Tuesday, February 25, 2014

Blackout, by Mira Grant

This is the last of Ms. Grant's trilogy; I read it almost immediately after finishing the second volume, and between both books I've neglected both chores and sleep.  It was worth it.

Unfortunately there is very little I can say about this novel that won't be a spoiler.  It is a certainty that if you've read the first two volumes, you'll want to read this one.   I'll say this much:  the ending is good.

Blackout (The Newsflesh Trilogy)

Deadline (The Newsflesh Trilogy), by Mira Grant

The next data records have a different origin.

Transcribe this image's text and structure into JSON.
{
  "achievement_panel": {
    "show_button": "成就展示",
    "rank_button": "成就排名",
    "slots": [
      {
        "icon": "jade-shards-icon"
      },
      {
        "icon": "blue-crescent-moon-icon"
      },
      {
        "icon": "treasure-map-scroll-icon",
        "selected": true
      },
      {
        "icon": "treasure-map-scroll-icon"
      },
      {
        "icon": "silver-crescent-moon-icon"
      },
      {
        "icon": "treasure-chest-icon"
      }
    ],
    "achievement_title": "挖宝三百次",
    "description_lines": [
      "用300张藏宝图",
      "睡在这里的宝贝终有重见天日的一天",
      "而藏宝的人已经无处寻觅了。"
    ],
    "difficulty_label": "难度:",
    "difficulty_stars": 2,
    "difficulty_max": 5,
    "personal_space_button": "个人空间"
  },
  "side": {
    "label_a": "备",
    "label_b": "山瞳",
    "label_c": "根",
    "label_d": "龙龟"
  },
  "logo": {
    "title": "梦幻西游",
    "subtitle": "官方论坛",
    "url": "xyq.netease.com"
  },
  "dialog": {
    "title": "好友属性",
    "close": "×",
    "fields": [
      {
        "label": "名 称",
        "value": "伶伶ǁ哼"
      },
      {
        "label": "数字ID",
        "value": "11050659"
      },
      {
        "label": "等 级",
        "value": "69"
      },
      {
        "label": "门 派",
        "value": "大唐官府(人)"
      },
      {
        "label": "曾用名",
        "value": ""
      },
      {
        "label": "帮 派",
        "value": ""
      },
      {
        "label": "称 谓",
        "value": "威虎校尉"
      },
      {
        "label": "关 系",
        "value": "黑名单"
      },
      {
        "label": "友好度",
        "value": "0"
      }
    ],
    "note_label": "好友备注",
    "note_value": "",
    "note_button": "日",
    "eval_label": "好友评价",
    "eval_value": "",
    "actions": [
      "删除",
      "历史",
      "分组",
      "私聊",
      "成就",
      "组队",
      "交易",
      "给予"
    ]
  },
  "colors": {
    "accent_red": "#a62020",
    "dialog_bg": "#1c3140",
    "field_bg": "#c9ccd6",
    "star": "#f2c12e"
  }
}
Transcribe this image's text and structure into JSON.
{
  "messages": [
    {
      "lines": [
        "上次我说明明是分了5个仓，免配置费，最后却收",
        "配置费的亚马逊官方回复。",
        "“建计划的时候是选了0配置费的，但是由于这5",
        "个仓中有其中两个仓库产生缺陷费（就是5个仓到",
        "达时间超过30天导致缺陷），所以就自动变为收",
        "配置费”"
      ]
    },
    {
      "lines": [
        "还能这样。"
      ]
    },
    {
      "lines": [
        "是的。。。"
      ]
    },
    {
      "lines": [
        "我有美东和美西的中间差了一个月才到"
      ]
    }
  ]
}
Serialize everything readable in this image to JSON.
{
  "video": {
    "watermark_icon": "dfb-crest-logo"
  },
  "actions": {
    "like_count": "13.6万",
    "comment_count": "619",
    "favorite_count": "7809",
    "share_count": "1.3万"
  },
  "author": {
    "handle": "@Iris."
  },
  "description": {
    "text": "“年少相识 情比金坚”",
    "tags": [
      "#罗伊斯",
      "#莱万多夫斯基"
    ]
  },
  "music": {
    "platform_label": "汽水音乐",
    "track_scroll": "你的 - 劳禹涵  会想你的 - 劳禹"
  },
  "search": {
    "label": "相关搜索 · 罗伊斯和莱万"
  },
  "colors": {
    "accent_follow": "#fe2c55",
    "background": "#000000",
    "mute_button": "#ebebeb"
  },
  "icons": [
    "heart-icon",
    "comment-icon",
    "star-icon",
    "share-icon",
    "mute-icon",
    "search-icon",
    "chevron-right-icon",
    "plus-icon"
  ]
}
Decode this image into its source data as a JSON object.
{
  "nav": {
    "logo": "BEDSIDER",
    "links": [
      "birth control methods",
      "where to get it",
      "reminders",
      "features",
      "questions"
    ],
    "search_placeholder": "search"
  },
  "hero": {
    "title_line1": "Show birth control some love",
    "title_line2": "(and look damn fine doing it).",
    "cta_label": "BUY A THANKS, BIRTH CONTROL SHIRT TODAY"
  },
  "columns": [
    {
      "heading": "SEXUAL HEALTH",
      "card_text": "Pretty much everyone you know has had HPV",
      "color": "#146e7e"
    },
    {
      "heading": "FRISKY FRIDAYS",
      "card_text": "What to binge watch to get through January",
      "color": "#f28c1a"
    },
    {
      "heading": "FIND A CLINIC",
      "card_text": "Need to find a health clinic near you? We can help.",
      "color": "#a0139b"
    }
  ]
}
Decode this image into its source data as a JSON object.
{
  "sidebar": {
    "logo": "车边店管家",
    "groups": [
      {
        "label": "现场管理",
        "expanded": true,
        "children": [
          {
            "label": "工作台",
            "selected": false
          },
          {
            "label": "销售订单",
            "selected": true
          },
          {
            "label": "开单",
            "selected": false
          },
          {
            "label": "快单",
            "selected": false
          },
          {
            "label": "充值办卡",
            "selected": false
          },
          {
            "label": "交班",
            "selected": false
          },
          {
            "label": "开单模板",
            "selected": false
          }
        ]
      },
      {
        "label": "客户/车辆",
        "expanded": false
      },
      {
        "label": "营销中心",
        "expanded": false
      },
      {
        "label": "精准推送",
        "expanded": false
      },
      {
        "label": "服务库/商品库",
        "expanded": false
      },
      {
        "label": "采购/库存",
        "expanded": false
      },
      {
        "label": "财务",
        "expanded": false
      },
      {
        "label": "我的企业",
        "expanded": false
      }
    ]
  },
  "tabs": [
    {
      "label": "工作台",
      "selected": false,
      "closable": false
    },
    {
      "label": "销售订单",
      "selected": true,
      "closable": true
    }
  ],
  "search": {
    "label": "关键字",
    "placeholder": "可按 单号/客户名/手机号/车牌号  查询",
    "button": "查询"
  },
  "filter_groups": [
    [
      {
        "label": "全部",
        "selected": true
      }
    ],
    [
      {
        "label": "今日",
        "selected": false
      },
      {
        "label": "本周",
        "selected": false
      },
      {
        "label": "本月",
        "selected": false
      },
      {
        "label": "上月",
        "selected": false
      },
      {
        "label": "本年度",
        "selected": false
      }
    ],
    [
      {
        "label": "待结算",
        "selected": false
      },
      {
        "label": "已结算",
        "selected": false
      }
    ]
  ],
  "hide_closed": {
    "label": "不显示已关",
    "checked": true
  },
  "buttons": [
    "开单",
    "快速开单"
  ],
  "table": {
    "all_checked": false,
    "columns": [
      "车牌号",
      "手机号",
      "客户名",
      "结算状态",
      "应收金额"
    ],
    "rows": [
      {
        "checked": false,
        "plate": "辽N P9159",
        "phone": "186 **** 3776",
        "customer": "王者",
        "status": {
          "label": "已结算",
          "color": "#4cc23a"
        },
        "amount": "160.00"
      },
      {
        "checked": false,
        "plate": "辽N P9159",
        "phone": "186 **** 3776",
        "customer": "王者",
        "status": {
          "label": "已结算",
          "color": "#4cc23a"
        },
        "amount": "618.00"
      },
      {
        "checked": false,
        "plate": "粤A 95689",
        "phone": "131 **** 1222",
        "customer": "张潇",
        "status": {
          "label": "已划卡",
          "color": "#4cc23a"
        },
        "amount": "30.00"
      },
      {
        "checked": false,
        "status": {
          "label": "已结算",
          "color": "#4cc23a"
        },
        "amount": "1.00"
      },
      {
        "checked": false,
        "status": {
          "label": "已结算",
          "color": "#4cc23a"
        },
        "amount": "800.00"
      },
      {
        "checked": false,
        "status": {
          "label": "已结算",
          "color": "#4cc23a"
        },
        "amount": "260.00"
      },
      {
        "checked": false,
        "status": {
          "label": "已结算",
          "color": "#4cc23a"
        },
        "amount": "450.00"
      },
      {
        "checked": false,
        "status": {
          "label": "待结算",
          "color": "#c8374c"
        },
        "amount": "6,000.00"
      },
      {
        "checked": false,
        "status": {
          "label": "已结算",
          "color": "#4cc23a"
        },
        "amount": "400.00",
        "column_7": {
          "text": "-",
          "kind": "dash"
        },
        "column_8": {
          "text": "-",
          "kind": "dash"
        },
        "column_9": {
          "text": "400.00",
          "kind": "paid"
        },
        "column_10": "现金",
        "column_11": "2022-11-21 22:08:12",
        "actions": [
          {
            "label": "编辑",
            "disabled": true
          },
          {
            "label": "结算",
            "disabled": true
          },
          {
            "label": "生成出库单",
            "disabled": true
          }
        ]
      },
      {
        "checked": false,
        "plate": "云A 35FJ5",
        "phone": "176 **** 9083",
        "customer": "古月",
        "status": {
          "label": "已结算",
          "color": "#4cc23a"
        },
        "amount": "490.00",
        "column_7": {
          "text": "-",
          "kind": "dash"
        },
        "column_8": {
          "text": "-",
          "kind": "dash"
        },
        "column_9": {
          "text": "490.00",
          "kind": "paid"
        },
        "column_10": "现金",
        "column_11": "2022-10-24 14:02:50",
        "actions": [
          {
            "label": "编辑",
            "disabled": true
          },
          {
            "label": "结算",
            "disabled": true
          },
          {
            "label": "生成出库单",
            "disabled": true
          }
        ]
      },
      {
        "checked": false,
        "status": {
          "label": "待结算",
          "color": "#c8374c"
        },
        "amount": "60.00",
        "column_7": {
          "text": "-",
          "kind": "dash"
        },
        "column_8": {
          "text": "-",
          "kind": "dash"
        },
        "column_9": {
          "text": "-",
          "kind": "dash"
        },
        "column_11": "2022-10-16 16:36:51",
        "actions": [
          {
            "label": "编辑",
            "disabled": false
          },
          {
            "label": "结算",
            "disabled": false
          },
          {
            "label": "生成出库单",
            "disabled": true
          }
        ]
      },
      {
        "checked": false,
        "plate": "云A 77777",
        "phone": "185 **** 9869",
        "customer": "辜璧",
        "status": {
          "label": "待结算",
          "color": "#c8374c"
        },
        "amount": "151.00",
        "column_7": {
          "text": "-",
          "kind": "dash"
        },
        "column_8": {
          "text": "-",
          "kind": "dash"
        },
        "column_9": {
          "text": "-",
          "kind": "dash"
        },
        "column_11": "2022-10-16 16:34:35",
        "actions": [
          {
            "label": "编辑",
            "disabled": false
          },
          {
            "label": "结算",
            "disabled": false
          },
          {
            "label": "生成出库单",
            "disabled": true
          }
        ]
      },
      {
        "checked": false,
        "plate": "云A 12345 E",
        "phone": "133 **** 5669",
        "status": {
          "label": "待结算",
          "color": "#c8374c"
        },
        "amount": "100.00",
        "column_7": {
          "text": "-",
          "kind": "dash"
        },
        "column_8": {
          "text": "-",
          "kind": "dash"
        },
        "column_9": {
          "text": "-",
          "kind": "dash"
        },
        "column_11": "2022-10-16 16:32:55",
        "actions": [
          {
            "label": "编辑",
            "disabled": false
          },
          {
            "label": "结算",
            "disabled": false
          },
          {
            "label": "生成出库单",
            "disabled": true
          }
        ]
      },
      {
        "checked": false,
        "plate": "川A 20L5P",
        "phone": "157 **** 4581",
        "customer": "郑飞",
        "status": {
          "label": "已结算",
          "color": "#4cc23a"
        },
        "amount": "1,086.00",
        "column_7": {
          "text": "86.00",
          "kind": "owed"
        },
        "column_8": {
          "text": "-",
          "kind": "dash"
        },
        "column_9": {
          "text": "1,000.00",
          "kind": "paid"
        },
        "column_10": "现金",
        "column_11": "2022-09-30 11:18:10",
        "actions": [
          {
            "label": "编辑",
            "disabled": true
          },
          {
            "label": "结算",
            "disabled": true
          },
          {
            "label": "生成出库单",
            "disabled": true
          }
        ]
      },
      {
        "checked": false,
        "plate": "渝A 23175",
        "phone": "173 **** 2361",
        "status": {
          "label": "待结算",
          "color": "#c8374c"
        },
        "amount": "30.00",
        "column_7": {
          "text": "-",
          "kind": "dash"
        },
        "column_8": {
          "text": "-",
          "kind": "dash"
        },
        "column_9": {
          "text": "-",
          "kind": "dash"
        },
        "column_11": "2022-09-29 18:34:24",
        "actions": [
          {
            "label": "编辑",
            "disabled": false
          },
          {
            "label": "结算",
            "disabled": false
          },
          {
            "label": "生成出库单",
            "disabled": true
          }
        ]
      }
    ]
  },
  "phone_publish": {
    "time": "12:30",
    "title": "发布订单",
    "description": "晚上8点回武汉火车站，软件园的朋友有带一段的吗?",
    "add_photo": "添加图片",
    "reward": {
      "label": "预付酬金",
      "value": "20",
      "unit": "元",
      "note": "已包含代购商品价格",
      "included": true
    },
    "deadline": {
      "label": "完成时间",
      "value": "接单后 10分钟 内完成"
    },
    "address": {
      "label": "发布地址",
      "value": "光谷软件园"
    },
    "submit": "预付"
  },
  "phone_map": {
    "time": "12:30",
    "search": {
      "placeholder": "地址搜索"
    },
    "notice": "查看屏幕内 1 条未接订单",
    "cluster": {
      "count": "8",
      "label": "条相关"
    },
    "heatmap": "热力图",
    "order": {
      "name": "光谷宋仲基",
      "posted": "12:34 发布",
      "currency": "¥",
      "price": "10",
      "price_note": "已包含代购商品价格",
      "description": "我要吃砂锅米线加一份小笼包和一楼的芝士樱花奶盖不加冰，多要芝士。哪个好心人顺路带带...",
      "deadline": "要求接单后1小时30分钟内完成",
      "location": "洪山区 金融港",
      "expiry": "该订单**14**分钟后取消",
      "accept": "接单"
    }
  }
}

In this sequel to "Feed," Ms. Grant has done two unusual things:  she made a second volume nearly as good as the first, and she changed the voice of the novel from (mostly) Georgia to (mostly) her brother Shaun - and pulled off the difference in tone brilliantly.

To get you up to speed, "Feed"was a post apocalyptic zombie novel that had people going about their lives just fine, albeit with some modifications to keep the nasty creatures at bay.  But there were cities and highways and jobs.  I point this out just to differentiate it from the scorched earth school of zombie books.   And it was less about zombies than it was a book with zombies in it.   Our narrator was Georgina, a journalist who worked with her brother Shaun.

In this sequel Shaun takes over as narrator as the story continues to look at why after so many years of well funded government -run research, zombie outbreaks have not abated.   This is a bit more of a zombie book than its predecessor, but it is more a story about people and how they address their situation.

I recommend it, and look forward to reading volume three.

Deadline (The Newsflesh Trilogy)

Monday, February 24, 2014

Deer Hunting with Jesus: Dispatches from America's Class War, by Joe Bageant

This book, in spite of its odd title, should be required reading.  For liberals, so they can better appreciate how the typical working class conservative voter came to his or her perspective.  And to recognize why the average American thinks they're daft.  For conservatives, especially those in the working class, so that they can understand how it is that they are manipulated to reliably vote against their own self interest.

Deer Hunting with Jesus: Dispatches from America's Class War

Wednesday, February 5, 2014

Up with Lo, by Roman Hellwigi

This is a rather odd book; the main character, Lo, is the devil on earth.   Living mostly in New York, he seems to get along well, wrapping his tail around his leg beneath his suit trousers and managing to fit his hooves into normal men's shoes.   So you mostly forget about his immortality, or notice that he's not actually doing any evil deeds so much as hanging out like any other extremely wealthy New Yorker who happens to remember the past thousand years fairly well, and before that only occasionally.

As a trilogy, there are two more books to read.  I liked this one well enough, but I'm not sure if I'll bother to read the sequel.

Up with Lo (The Lo Trilogy (Book I))

Monday, February 3, 2014

The Golem and the Jinni, by Helene Wecker

This is a wonderful novel, certainly a candidate for my 2014 list of the "best books I've read" this year.

The story takes place in 1899.  The golem is named Chava; she was created by a dangerous rabbi who practiced Kabbalistic magic for a client who was traveling from Europe to New York.  Meanwhile, a jinni, captured by a wizard and trapped in a flask for a thousand years, also ends up in New York.   The two meet, and drama ensues.

The character development, plot, well everything about this novel is simply outstanding.

The Golem and the Jinni